Swine flu was as elusive as WMD. The real threat is mad scientist syndrome Remember the warnings of 65,000 dead? Health chiefs should admit they were wrong – yet again – about a global pandemic by Simon Jenkins, The Guardian
Six months ago I reviewed the latest bit of terrorism to emerge from the government's Cobra bunker, courtesy of Alan Johnson, home secretary. Swine flu was allegedly ravaging the nation. The BBC was intoning nightly statistics on what "could" happen as "the deadly virus" took hold. The chief medical officer, Sir Liam Donaldson, bandied about any figure that came into his head, settling on "65,000 could die", peaking at 350 corpses a day.
Donaldson knew exactly what would happen. The media went berserk. The World Health Organisation declared a "six-level alert" so as to "prepare the world for an imminent attack". The happy-go-lucky virologist, John Oxford, said half the population could be infected, and that his lowest estimate was 6,000 dead.
The "Andromeda strain" was stalking the earth, and its first victims were clearly scientists.

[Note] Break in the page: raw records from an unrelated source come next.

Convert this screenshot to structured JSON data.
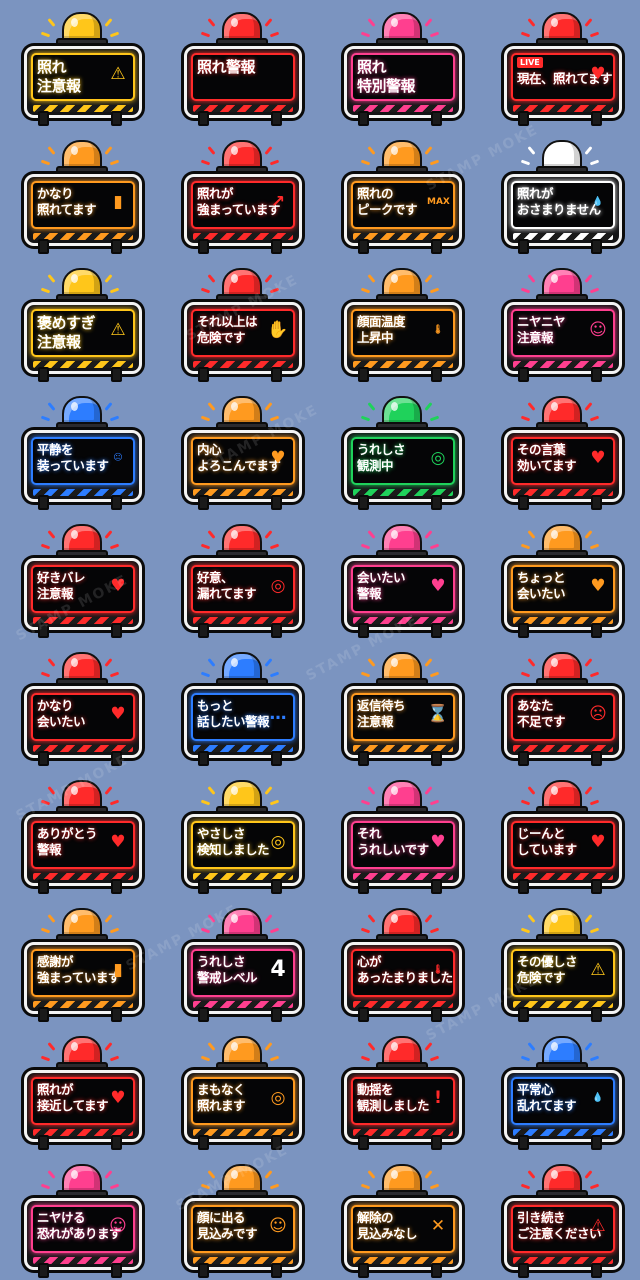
{
  "watermark": "STAMP MOKE",
  "colors": {
    "red": "#ff2a2a",
    "orange": "#ff9a1f",
    "yellow": "#ffc61a",
    "pink": "#ff3f8f",
    "blue": "#2d7dff",
    "green": "#1fd25b",
    "white": "#ffffff"
  },
  "stickers": [
    {
      "label": "照れ\n注意報",
      "color": "yellow",
      "deco": "⚠",
      "big": true
    },
    {
      "label": "照れ警報",
      "color": "red",
      "deco": "",
      "big": true
    },
    {
      "label": "照れ\n特別警報",
      "color": "pink",
      "deco": "",
      "big": true
    },
    {
      "label": "現在、照れてます",
      "color": "red",
      "deco": "♥",
      "badge": "LIVE"
    },
    {
      "label": "かなり\n照れてます",
      "color": "orange",
      "deco": "▮"
    },
    {
      "label": "照れが\n強まっています",
      "color": "red",
      "deco": "↗"
    },
    {
      "label": "照れの\nピークです",
      "color": "orange",
      "deco": "MAX"
    },
    {
      "label": "照れが\nおさまりません",
      "color": "white",
      "deco": "💧"
    },
    {
      "label": "褒めすぎ\n注意報",
      "color": "yellow",
      "deco": "⚠",
      "big": true
    },
    {
      "label": "それ以上は\n危険です",
      "color": "red",
      "deco": "✋"
    },
    {
      "label": "顔面温度\n上昇中",
      "color": "orange",
      "deco": "🌡"
    },
    {
      "label": "ニヤニヤ\n注意報",
      "color": "pink",
      "deco": "☺"
    },
    {
      "label": "平静を\n装っています",
      "color": "blue",
      "deco": "😐"
    },
    {
      "label": "内心\nよろこんでます",
      "color": "orange",
      "deco": "♥"
    },
    {
      "label": "うれしさ\n観測中",
      "color": "green",
      "deco": "◎"
    },
    {
      "label": "その言葉\n効いてます",
      "color": "red",
      "deco": "♥"
    },
    {
      "label": "好きバレ\n注意報",
      "color": "red",
      "deco": "♥"
    },
    {
      "label": "好意、\n漏れてます",
      "color": "red",
      "deco": "◎"
    },
    {
      "label": "会いたい\n警報",
      "color": "pink",
      "deco": "♥"
    },
    {
      "label": "ちょっと\n会いたい",
      "color": "orange",
      "deco": "♥"
    },
    {
      "label": "かなり\n会いたい",
      "color": "red",
      "deco": "♥"
    },
    {
      "label": "もっと\n話したい警報",
      "color": "blue",
      "deco": "…"
    },
    {
      "label": "返信待ち\n注意報",
      "color": "orange",
      "deco": "⌛"
    },
    {
      "label": "あなた\n不足です",
      "color": "red",
      "deco": "☹"
    },
    {
      "label": "ありがとう\n警報",
      "color": "red",
      "deco": "♥"
    },
    {
      "label": "やさしさ\n検知しました",
      "color": "yellow",
      "deco": "◎"
    },
    {
      "label": "それ\nうれしいです",
      "color": "pink",
      "deco": "♥"
    },
    {
      "label": "じーんと\nしています",
      "color": "red",
      "deco": "♥"
    },
    {
      "label": "感謝が\n強まっています",
      "color": "orange",
      "deco": "▮"
    },
    {
      "label": "うれしさ\n警戒レベル",
      "color": "pink",
      "deco": "4"
    },
    {
      "label": "心が\nあったまりました",
      "color": "red",
      "deco": "🌡"
    },
    {
      "label": "その優しさ\n危険です",
      "color": "yellow",
      "deco": "⚠"
    },
    {
      "label": "照れが\n接近してます",
      "color": "red",
      "deco": "♥"
    },
    {
      "label": "まもなく\n照れます",
      "color": "orange",
      "deco": "◎"
    },
    {
      "label": "動揺を\n観測しました",
      "color": "red",
      "deco": "!"
    },
    {
      "label": "平常心\n乱れてます",
      "color": "blue",
      "deco": "💧"
    },
    {
      "label": "ニヤける\n恐れがあります",
      "color": "pink",
      "deco": "☺"
    },
    {
      "label": "顔に出る\n見込みです",
      "color": "orange",
      "deco": "☺"
    },
    {
      "label": "解除の\n見込みなし",
      "color": "orange",
      "deco": "✕"
    },
    {
      "label": "引き続き\nご注意ください",
      "color": "red",
      "deco": "⚠"
    }
  ]
}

Drugs were frantically stockpiled and key workers identified as vital to be saved for humanity's future. Cobra alerted the army. Morgues were told to stand ready. The Green party blamed intensive pig farming. The Guardian listed "the top 10 plague books".

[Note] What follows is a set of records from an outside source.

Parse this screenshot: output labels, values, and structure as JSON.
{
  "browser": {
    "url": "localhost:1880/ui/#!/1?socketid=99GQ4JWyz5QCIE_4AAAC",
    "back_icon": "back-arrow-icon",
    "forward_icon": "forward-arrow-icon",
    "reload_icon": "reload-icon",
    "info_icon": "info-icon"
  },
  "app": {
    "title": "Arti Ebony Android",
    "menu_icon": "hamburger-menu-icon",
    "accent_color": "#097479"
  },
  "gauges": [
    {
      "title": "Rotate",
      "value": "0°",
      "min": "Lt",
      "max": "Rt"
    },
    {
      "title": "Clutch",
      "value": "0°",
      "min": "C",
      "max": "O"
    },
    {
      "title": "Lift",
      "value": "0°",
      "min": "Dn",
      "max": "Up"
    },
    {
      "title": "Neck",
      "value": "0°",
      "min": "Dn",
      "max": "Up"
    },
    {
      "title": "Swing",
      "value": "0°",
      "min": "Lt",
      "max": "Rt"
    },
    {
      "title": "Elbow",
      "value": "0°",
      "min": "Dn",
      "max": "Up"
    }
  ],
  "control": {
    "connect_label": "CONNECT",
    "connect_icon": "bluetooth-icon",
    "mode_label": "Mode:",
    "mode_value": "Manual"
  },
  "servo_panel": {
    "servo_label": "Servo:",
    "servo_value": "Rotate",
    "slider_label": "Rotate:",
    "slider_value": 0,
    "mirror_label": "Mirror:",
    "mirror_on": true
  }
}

If anyone dared question this drivel, they were dismissed by Donaldson as "extremists". When people started reporting swine flu to be even milder than ordinary flu, he accused them of complacency and told them to "wait for next winter". He was already buying 32m masks and spending more than £1bn on Tamiflu and vaccines. Surgeries refused entry to those with flu symptoms, referring them to a government "hotline" where prescription drugs were ordered to be made available without examination or doctor's note. Who knows how many died of undiagnosed illness as a result? Lines were instantly jammed. It was pure, systematic government-induced panic – in which I accept that the media played its joyful part. Read more...